# Items from an interface collection
Content starts
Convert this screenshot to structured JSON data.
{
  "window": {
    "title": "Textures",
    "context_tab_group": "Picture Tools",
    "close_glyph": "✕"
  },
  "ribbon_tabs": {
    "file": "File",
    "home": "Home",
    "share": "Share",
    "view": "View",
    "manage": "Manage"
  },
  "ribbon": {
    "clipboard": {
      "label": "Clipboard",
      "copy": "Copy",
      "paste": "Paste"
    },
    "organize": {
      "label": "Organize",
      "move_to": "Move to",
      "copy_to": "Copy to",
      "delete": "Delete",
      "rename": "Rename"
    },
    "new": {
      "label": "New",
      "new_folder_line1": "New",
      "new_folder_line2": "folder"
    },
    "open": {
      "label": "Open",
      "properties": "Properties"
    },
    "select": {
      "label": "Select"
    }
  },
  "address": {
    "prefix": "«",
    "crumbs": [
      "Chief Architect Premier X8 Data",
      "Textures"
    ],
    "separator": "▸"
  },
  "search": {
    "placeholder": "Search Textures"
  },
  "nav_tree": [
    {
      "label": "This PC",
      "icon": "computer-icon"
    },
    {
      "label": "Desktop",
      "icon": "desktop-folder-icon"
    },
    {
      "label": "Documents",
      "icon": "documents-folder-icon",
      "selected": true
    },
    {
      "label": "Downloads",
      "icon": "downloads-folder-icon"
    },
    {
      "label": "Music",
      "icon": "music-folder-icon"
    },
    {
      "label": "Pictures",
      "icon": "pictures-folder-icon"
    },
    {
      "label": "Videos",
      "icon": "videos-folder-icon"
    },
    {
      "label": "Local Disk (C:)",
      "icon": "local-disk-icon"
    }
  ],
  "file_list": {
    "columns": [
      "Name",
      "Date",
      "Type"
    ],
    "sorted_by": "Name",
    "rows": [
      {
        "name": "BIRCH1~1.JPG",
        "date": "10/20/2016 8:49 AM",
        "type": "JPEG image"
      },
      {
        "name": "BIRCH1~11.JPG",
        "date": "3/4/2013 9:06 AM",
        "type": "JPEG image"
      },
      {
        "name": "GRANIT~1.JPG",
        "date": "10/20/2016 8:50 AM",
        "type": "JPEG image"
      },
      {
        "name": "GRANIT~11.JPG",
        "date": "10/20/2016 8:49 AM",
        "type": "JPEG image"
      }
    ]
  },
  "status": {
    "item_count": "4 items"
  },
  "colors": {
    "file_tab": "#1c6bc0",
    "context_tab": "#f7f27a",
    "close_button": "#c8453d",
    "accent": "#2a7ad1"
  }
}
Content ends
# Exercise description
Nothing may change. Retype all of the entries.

# Answer area
Convert this screenshot to structured JSON data.
{
  "window": {
    "title": "Textures",
    "context_tab_group": "Picture Tools",
    "close_glyph": "✕"
  },
  "ribbon_tabs": {
    "file": "File",
    "home": "Home",
    "share": "Share",
    "view": "View",
    "manage": "Manage"
  },
  "ribbon": {
    "clipboard": {
      "label": "Clipboard",
      "copy": "Copy",
      "paste": "Paste"
    },
    "organize": {
      "label": "Organize",
      "move_to": "Move to",
      "copy_to": "Copy to",
      "delete": "Delete",
      "rename": "Rename"
    },
    "new": {
      "label": "New",
      "new_folder_line1": "New",
      "new_folder_line2": "folder"
    },
    "open": {
      "label": "Open",
      "properties": "Properties"
    },
    "select": {
      "label": "Select"
    }
  },
  "address": {
    "prefix": "«",
    "crumbs": [
      "Chief Architect Premier X8 Data",
      "Textures"
    ],
    "separator": "▸"
  },
  "search": {
    "placeholder": "Search Textures"
  },
  "nav_tree": [
    {
      "label": "This PC",
      "icon": "computer-icon"
    },
    {
      "label": "Desktop",
      "icon": "desktop-folder-icon"
    },
    {
      "label": "Documents",
      "icon": "documents-folder-icon",
      "selected": true
    },
    {
      "label": "Downloads",
      "icon": "downloads-folder-icon"
    },
    {
      "label": "Music",
      "icon": "music-folder-icon"
    },
    {
      "label": "Pictures",
      "icon": "pictures-folder-icon"
    },
    {
      "label": "Videos",
      "icon": "videos-folder-icon"
    },
    {
      "label": "Local Disk (C:)",
      "icon": "local-disk-icon"
    }
  ],
  "file_list": {
    "columns": [
      "Name",
      "Date",
      "Type"
    ],
    "sorted_by": "Name",
    "rows": [
      {
        "name": "BIRCH1~1.JPG",
        "date": "10/20/2016 8:49 AM",
        "type": "JPEG image"
      },
      {
        "name": "BIRCH1~11.JPG",
        "date": "3/4/2013 9:06 AM",
        "type": "JPEG image"
      },
      {
        "name": "GRANIT~1.JPG",
        "date": "10/20/2016 8:50 AM",
        "type": "JPEG image"
      },
      {
        "name": "GRANIT~11.JPG",
        "date": "10/20/2016 8:49 AM",
        "type": "JPEG image"
      }
    ]
  },
  "status": {
    "item_count": "4 items"
  },
  "colors": {
    "file_tab": "#1c6bc0",
    "context_tab": "#f7f27a",
    "close_button": "#c8453d",
    "accent": "#2a7ad1"
  }
}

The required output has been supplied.